Tamaru then phones Ushikawa's contact at Sakigake and has them remove the detective's body from the apartment building. Aomame and Tengo eventually find each other via Ushikawa's investigation and with Tamaru's help.
They were once childhood classmates, though they had no relationship outside of a single classroom moment where Aomame tightly grasped Tengo's hand when no other children were around. That moment signified a turning point in both Aomame's and Tengo's lives, and they retained a fundamental love for each other despite all the time that had passed.
What are the pleasures of reading such a long work, of staying with the same characters over such a long period of time? Murakami has said he is a fan of the mystery writer Elmore Leonard.
What elements of the mystery genre does 1Q84 employ? How does Murakami keep readers guessing about what will happen next? The taxi driver in Chapter 1 warns Aomame that things are not what they seem, but he also tells her: Does this statement hold true throughout the novel?
Is there only one reality, despite what appears to be a second reality that Aomame and Tengo enter? Do the events in the novel seem fated or do the characters have free will? When Tamaru bids goodbye to Aomame, he says: What type of person is Aomame? What qualities make her extraordinary?

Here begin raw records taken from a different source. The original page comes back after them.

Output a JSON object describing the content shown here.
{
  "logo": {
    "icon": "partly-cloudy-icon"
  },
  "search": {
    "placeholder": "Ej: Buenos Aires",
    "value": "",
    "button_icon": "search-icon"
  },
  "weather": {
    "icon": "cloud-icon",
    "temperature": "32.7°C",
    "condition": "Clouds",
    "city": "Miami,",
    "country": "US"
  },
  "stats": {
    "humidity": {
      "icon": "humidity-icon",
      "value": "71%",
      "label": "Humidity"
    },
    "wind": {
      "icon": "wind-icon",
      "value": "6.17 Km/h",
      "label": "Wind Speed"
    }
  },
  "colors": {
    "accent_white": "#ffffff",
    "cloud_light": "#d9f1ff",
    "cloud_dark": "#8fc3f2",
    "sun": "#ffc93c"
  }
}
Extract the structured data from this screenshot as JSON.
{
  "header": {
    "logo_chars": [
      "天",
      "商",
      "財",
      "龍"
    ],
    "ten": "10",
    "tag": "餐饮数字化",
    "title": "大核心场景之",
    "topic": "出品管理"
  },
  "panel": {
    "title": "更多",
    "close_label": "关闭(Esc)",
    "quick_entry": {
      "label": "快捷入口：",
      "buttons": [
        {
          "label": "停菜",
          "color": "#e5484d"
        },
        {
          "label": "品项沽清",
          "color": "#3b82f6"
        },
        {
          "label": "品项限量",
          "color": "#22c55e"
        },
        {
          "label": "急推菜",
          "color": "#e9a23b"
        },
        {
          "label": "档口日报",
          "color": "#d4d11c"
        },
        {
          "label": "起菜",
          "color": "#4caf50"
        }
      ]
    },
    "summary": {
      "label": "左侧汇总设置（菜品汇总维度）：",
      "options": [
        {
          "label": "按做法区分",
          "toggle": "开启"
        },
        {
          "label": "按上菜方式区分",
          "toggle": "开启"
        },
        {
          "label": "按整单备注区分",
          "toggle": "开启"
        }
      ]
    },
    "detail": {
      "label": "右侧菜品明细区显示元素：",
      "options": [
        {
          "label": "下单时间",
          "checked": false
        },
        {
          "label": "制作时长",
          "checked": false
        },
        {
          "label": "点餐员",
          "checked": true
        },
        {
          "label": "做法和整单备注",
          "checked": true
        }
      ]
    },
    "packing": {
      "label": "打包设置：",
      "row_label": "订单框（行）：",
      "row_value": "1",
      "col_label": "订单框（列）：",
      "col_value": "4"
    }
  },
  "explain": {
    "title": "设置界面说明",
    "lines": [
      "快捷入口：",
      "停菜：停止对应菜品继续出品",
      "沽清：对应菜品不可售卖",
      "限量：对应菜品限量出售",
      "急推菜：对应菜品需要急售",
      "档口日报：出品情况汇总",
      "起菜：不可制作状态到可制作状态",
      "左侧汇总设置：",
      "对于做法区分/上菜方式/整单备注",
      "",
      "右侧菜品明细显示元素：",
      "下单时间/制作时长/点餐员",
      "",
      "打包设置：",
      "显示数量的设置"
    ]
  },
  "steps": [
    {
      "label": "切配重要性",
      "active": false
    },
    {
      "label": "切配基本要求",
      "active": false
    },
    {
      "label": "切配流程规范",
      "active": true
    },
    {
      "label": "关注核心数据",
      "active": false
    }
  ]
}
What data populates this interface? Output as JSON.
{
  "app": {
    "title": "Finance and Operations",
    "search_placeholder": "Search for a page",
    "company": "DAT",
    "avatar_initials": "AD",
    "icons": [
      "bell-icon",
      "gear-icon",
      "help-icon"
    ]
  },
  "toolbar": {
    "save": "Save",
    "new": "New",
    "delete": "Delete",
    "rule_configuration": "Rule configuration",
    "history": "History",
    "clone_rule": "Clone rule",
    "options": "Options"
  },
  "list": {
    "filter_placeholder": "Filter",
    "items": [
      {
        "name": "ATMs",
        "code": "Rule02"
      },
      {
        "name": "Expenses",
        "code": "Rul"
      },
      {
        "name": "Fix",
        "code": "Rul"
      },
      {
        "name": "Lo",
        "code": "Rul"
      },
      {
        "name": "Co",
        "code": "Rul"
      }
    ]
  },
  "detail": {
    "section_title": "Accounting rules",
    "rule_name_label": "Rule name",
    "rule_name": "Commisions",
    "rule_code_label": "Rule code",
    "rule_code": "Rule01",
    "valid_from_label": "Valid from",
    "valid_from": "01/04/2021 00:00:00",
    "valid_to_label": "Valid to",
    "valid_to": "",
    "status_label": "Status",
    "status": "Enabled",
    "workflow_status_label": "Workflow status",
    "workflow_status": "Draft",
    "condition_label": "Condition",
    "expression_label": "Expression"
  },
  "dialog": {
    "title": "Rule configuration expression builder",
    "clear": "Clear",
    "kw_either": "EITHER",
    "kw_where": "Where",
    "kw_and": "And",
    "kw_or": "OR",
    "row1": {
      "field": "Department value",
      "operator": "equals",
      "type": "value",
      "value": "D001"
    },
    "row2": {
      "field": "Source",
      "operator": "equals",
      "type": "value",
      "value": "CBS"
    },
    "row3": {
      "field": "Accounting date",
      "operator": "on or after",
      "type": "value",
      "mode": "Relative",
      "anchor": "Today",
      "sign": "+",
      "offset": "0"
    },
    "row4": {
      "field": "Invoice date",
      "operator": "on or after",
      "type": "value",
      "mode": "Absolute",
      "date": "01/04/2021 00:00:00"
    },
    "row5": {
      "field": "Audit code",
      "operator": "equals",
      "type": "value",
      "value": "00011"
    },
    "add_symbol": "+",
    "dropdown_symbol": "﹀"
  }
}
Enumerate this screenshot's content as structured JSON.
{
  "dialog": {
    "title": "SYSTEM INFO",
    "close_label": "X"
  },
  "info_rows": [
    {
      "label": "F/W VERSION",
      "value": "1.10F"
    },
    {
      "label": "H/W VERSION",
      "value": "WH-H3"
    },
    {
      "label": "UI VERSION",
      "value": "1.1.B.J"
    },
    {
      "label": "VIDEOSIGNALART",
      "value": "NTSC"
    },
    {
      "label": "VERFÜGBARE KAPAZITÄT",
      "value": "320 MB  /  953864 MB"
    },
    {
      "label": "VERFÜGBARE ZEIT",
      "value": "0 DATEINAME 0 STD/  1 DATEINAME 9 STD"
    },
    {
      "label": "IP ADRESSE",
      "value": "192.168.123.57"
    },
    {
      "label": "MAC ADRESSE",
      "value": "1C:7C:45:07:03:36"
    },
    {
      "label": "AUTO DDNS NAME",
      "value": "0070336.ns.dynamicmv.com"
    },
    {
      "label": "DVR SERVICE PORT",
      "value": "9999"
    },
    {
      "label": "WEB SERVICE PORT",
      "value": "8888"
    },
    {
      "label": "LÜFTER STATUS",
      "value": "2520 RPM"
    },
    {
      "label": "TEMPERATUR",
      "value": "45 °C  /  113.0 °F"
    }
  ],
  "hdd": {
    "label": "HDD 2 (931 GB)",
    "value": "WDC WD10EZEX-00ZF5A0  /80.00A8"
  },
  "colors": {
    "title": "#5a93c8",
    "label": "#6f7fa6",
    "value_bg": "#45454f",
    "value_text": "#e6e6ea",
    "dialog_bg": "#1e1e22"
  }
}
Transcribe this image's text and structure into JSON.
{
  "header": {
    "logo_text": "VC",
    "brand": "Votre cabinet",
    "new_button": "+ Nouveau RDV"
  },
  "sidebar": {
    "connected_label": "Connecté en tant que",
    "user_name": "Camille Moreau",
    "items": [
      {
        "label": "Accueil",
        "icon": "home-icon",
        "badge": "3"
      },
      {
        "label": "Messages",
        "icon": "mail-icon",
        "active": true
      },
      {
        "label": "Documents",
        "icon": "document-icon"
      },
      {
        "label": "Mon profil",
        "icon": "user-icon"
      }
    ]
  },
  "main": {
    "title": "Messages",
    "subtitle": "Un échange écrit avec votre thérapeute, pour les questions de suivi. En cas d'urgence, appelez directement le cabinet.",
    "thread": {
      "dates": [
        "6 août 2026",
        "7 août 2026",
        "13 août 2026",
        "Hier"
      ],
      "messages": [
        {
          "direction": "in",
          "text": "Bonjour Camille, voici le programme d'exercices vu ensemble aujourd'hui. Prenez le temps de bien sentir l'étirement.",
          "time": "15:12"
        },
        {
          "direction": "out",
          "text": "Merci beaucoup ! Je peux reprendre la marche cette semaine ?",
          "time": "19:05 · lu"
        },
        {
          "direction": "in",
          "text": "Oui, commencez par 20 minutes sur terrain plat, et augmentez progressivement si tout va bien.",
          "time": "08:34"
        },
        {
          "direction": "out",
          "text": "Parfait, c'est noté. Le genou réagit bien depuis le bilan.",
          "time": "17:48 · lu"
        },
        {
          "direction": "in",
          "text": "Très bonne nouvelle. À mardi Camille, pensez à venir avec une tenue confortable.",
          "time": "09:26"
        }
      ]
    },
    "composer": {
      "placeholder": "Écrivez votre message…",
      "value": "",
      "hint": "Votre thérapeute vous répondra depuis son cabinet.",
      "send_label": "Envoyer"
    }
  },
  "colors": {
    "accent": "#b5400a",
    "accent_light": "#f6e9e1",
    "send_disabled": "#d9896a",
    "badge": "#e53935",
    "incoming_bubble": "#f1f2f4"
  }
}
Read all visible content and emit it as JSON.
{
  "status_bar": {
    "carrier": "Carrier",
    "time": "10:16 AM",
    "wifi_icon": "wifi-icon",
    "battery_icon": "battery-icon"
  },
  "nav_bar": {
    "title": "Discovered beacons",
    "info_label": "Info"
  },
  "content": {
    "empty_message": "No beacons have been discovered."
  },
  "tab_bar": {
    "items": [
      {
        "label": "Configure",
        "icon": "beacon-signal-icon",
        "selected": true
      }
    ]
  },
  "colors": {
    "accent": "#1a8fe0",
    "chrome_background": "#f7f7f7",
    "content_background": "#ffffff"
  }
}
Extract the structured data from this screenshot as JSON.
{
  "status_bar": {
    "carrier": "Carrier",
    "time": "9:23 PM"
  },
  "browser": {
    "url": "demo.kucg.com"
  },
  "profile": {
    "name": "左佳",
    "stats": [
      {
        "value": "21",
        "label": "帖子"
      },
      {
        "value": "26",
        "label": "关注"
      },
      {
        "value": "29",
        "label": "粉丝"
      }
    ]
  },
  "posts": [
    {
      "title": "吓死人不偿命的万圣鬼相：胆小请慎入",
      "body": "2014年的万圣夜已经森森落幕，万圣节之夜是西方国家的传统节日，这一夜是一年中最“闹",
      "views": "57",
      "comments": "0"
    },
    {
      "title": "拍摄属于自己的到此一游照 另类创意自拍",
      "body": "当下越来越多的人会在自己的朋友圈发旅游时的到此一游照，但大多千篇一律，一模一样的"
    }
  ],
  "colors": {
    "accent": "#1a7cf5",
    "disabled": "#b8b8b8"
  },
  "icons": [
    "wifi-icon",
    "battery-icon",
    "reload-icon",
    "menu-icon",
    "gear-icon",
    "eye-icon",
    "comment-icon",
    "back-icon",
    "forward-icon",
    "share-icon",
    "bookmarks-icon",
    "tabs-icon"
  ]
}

Is it true that Aomame and the dowager have done nothing wrong? Or are they simply rationalizing their anger and the desire for vengeance that arises from their own personal histories?
Tengo realizes that rewriting Air Chrysalis is highly unethical and that Komatsu is asking him to participate in a scam that will very likely cause them both a great deal of trouble. Why does he agree to do it? How does rewriting Air Chrysalis change Tengo as a writer?
How does it affect the course of his life? How do the events that occur on the night of the huge thunderstorm alter the fates of Aomame, Tengo, Fuka-Eri, and the dowager? Why do Aomame and the dowager let go of their anger after the storm? At first, Ushikawa is a creepy, totally unlikable character.
How does Murakami make him more sympathetic as the novel progresses? How do you respond to his death? Near the end of the novel, Aomame declares: How does Aomame arrive at such a firm resolve?